It is important to note that post-colonial scholars can also be divided into two categories: the religious and the secular. Secular liberationist scholars are often inspired by the political ideas of figures such as Karl Marx. Marx’s idea that the ruling kept the class of labourers in bondage, and that notion that they need to be liberated is attractive because post-colonial theorists see how certain persons have been and still are exploited for profit, made into machines, and do not benefit from their hard work. This strand of post-colonial thinking and discourse is activistic and its proponents often affirm the value of resistance. They may even embrace violent means of social change were deemed necessary. This is often accompanied by a disdain for religion itself, and scholars are dismissive of it or seek to eliminate it from post-colonial thinking. The religious post-colonial thinker, moreover, is also liberationist and strongly committed to activism. Mohandas Ghandi (1869-1948) was one proponent of this camp who argued for the “spiritualization of politics” and believed that “the spiritual diffuses all aspects of everyday life, including the political and should form the basis of they way humans live” (2). The contemporary scholar David Chidester has looked at how colonialism has influenced religion in Southern Africa. In his book Savage Systems (1996) he argues that the category of religion has been one among many means colonial systems have classified and controlled indigenous populations such as the Khoikhoi, Zulu, and Xhosa. Like with Chidester, it is not lost on Gustavo Benavides the power that lies within religion that opens itself up to being exploited. When referring to European theorists of the colonial period Benavides explains “That many of these scholars dealt with religion is not surprising, since ‘religion’ is the name given to those practices and presuppositions which, infinitely malleable both by insiders and outsiders, articulate a culture’s, or perhaps just an elite’s, unspoken understanding of itself” (3).

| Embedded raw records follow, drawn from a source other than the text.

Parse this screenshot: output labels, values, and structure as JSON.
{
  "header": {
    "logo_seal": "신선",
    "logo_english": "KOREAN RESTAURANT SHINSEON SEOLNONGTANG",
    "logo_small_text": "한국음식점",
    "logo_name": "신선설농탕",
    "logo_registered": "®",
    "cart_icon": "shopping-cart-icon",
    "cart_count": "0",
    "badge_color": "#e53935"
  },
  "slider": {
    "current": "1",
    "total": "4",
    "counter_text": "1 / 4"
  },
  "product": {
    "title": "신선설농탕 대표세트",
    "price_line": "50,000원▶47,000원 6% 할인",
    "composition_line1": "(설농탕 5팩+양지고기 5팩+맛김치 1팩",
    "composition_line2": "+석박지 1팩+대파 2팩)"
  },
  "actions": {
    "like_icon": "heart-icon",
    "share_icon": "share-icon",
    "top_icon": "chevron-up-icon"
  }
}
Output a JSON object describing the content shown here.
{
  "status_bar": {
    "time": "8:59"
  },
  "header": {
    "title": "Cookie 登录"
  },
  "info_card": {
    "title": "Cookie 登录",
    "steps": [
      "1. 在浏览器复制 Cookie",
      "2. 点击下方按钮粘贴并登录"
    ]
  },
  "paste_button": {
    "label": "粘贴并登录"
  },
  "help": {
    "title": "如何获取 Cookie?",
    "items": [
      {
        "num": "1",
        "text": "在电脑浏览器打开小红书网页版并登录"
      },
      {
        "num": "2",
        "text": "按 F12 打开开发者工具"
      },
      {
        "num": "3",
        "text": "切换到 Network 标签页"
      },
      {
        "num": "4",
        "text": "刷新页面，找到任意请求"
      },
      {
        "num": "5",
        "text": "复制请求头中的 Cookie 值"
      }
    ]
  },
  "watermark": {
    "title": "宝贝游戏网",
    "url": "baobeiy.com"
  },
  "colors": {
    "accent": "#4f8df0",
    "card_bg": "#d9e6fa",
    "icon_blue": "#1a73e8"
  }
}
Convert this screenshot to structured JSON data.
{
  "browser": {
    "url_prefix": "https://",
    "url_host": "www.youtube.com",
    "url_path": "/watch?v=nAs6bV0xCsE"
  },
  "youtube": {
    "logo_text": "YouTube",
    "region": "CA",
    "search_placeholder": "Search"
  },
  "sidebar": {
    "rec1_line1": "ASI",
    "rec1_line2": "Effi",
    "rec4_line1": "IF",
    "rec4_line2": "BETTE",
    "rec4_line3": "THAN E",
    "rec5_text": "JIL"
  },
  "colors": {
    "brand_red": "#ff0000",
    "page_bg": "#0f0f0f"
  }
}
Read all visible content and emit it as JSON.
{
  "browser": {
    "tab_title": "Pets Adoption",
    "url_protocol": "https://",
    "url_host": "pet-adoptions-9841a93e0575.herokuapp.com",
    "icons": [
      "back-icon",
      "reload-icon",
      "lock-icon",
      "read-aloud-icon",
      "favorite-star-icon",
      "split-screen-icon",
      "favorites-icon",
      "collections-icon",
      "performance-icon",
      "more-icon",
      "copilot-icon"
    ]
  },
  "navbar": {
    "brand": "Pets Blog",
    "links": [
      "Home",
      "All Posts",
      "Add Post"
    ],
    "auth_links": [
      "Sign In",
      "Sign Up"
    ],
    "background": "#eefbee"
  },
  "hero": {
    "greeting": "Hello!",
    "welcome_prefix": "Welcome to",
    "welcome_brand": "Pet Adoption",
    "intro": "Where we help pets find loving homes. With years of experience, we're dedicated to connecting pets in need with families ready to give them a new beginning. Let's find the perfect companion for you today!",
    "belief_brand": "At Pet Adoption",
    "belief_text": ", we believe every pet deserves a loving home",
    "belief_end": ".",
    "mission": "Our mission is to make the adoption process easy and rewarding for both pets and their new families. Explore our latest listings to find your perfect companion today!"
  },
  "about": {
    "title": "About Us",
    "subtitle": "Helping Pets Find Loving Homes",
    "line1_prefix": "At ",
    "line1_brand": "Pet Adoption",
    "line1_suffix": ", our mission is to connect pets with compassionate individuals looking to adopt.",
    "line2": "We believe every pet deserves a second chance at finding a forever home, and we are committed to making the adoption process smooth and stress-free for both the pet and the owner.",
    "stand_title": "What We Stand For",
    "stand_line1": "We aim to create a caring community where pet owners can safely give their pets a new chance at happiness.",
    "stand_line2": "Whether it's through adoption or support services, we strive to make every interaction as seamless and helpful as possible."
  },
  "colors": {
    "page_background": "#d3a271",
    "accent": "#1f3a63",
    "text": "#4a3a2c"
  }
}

Further prominent historical and contemporary theorists who have contributed significantly to the field of post-colonial theory of religion include Edward Said, Gayatri Spivak, Talal Asad, and Bruce Lincoln (4).


1. Brickman, Celia. “Primitivity, Race, and Religion in Psychoanalysis.” The Journal of Religion, 82(1): p. 55.

2. Quoted by Robert Young. 2016. Postcolonialism: An Historical Introduction. p. 337. Hoboken: John Wiley & Sons.

3. Benavides, Gustavo. 1995. “Giuseppe Tucci, or Buddhology in the Age of Facism.” In Curators of the Buddha: The Study of Buddhism under Colonialism, edited by Donald Lopez. p. 16. Chicago: University of Chicago Press.

4. Strenski, Ivan. 2015. Understanding Theories of Religion: An Introduction. New Jersey: Wiley-Blackwell. p. 216-238.


  1. […] The earliest analyses of Yoruba religion came from travelers and missionaries writing about the supposed “animistic”, “pagan”, and “heathen” traditions of African cultures. We have the missionary Richard Henry Stone’s In African Forest and Jungle or Six Years Among The Yorubas (1899) and writings from travelers such as M. A. S. Barber. There was the German explorer and anthropologist Leo Frobenius and the British officer Alfred Ellis, and several Baptist missionaries, all of whom provided descriptions of Yoruba cultural life and refer to Yoruba legends of gods and goddesses. A constant tradition of scholarship continues to dedicate itself to Yoruba culture and religion, especially in light of later developments in new religious movements, Christianity, Islam, and colonialism. […]

Let me know your thoughts!

Fill in your details below or click an icon to log in:

WordPress.com Logo

You are commenting using your WordPress.com account. Log Out /  Change )

Google photo

You are commenting using your Google account. Log Out /  Change )

Twitter picture

You are commenting using your Twitter account. Log Out /  Change )

Facebook photo

You are commenting using your Facebook account. Log Out /  Change )

Connecting to %s